Transmission electron microscope

The beam is created in exactly the same way as in a scanning electron microscope (SEM). The electrons emitted from the cathode are accelerated to the anode. The acceleration voltages in transmission electron microscopes usually lie between 80kV and 300kV.

The condenser lenses are responsible for lighting the sample. The objective lens creates an enlarged image of the object behind the electron transparent sample. This is enlarged even more by following lenses (diffraction lens, intermediate lens, projective lens) and displayed on a projection screen or via a CCD camera on a monitor. The resolution is determined by the diameter of the beam. A TEM may have a scanning unit on it which guides the electron beam over the sample in lines (STEM scanning transmission electron microscope).

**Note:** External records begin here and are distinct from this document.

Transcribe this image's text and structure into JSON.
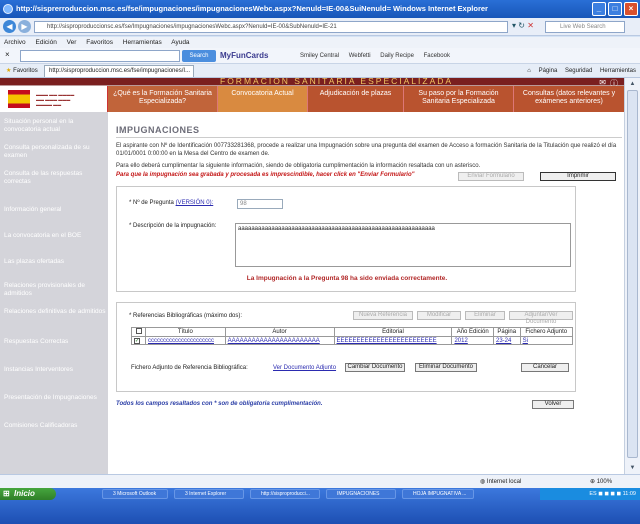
{
  "window": {
    "title": "http://sisprerroduccion.msc.es/fse/impugnaciones/impugnacionesWebc.aspx?Nenuld=IE-00&SuiNenuld=  Windows Internet Explorer"
  },
  "address": {
    "url": "http://sisproproduccionsc.es/fse/Impugnaciones/impugnacionesWebc.aspx?Nenuld=IE-00&SubNenuld=IE-21",
    "live_search": "Live Web Search"
  },
  "menu": [
    "Archivo",
    "Edición",
    "Ver",
    "Favoritos",
    "Herramientas",
    "Ayuda"
  ],
  "toolbar": {
    "search_button": "Search",
    "brand": "MyFunCards",
    "items": [
      "Smiley Central",
      "Webfetti",
      "Daily Recipe",
      "Facebook"
    ]
  },
  "favorites": {
    "label": "Favoritos",
    "tab_title": "http://sisproproduccion.msc.es/fse/impugnaciones/I...",
    "commands": [
      "Página",
      "Seguridad",
      "Herramientas"
    ]
  },
  "banner": {
    "title": "FORMACIÓN SANITARIA ESPECIALIZADA"
  },
  "nav_tabs": [
    "¿Qué es la Formación Sanitaria Especializada?",
    "Convocatoria Actual",
    "Adjudicación de plazas",
    "Su paso por la Formación Sanitaria Especializada",
    "Consultas (datos relevantes y exámenes anteriores)"
  ],
  "sidebar": [
    "Situación personal en la convocatoria actual",
    "Consulta personalizada de su examen",
    "Consulta de las respuestas correctas",
    "Información general",
    "La convocatoria en el BOE",
    "Las plazas ofertadas",
    "Relaciones provisionales de admitidos",
    "Relaciones definitivas de admitidos",
    "Respuestas Correctas",
    "Instancias Interventores",
    "Presentación de Impugnaciones",
    "Comisiones Calificadoras"
  ],
  "page": {
    "title": "IMPUGNACIONES",
    "intro": "El aspirante con Nº de Identificación 007733281368, procede a realizar una Impugnación sobre una pregunta del examen de Acceso a formación Sanitaria de la Titulación que realizó el día 01/01/0001 0:00:00 en la Mesa del Centro de examen de.",
    "instructions": "Para ello deberá cumplimentar la siguiente información, siendo de obligatoria cumplimentación la información resaltada con un asterisco.",
    "warning": "Para que la impugnación sea grabada y procesada es imprescindible, hacer click en \"Enviar Formulario\"",
    "send_button": "Enviar Formulario",
    "print_button": "Imprimir",
    "question_label": "* Nº de Pregunta",
    "question_link": "(VERSIÓN 0):",
    "question_value": "98",
    "description_label": "* Descripción de la impugnación:",
    "description_value": "aaaaaaaaaaaaaaaaaaaaaaaaaaaaaaaaaaaaaaaaaaaaaaaaaaaaaaaaaaa",
    "success": "La Impugnación a la Pregunta 98 ha sido enviada correctamente.",
    "refs_label": "* Referencias Bibliográficas (máximo dos):",
    "ref_buttons": [
      "Nueva Referencia",
      "Modificar",
      "Eliminar",
      "Adjuntar/Ver Documento"
    ],
    "table_headers": [
      "",
      "Título",
      "Autor",
      "Editorial",
      "Año Edición",
      "Página",
      "Fichero Adjunto"
    ],
    "table_row": [
      "",
      "cccccccccccccccccccccc",
      "AAAAAAAAAAAAAAAAAAAAAAA",
      "EEEEEEEEEEEEEEEEEEEEEEEEE",
      "2012",
      "23-24",
      "Si"
    ],
    "attach_label": "Fichero Adjunto de Referencia Bibliográfica:",
    "view_doc": "Ver Documento Adjunto",
    "change_doc": "Cambiar Documento",
    "delete_doc": "Eliminar Documento",
    "cancel": "Cancelar",
    "footer_note": "Todos los campos resaltados con * son de obligatoria cumplimentación.",
    "back": "Volver"
  },
  "status": {
    "zone": "Internet local",
    "zoom": "100%"
  },
  "taskbar": {
    "start": "Inicio",
    "tasks": [
      "3 Microsoft Outlook",
      "3 Internet Explorer",
      "http://sisproproducci...",
      "IMPUGNACIONES",
      "HOJA IMPUGNATIVA ..."
    ],
    "clock": "11:09",
    "lang": "ES"
  },
  "colors": {
    "banner": "#7a1f1f",
    "nav": "#b9532f",
    "nav_active": "#d98a40",
    "sidebar": "#d4d4da",
    "accent_red": "#c31515"
  }
}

In addition to standard light field and dark field images, due to additional detector systems, modern TEMs offer a range of possibilities for obtaining information. EDX and EELS detectors serve the chemical analysis in the nanometer area. Electron energy loss spectroscopy (EELS) gives information about the chemical composition and bonds in the area of the sample tested and is also the basis for recording energy filtered maps of element distribution (EFTEM). High angle annular darkfield (HAADF) detectors and electron diffraction in the selected area electron diffraction (SAED) or convergent electron diffraction (CBED) mode enable crystallographic information to be obtained; Lorentz lens systems allow magnetic domains in materials to be mapped.

Further references:
Electron microscope
Electron probe micro analysis

  • Fig. 1: Schematic construction  of a TEM
  • Fig. 2:  Transmission electron microscope FEI Tecnai TF20 - monochromatic FEG-TEM/STEM with EDX and EELS spectrometers at FELMI-ZFE-Graz, Austria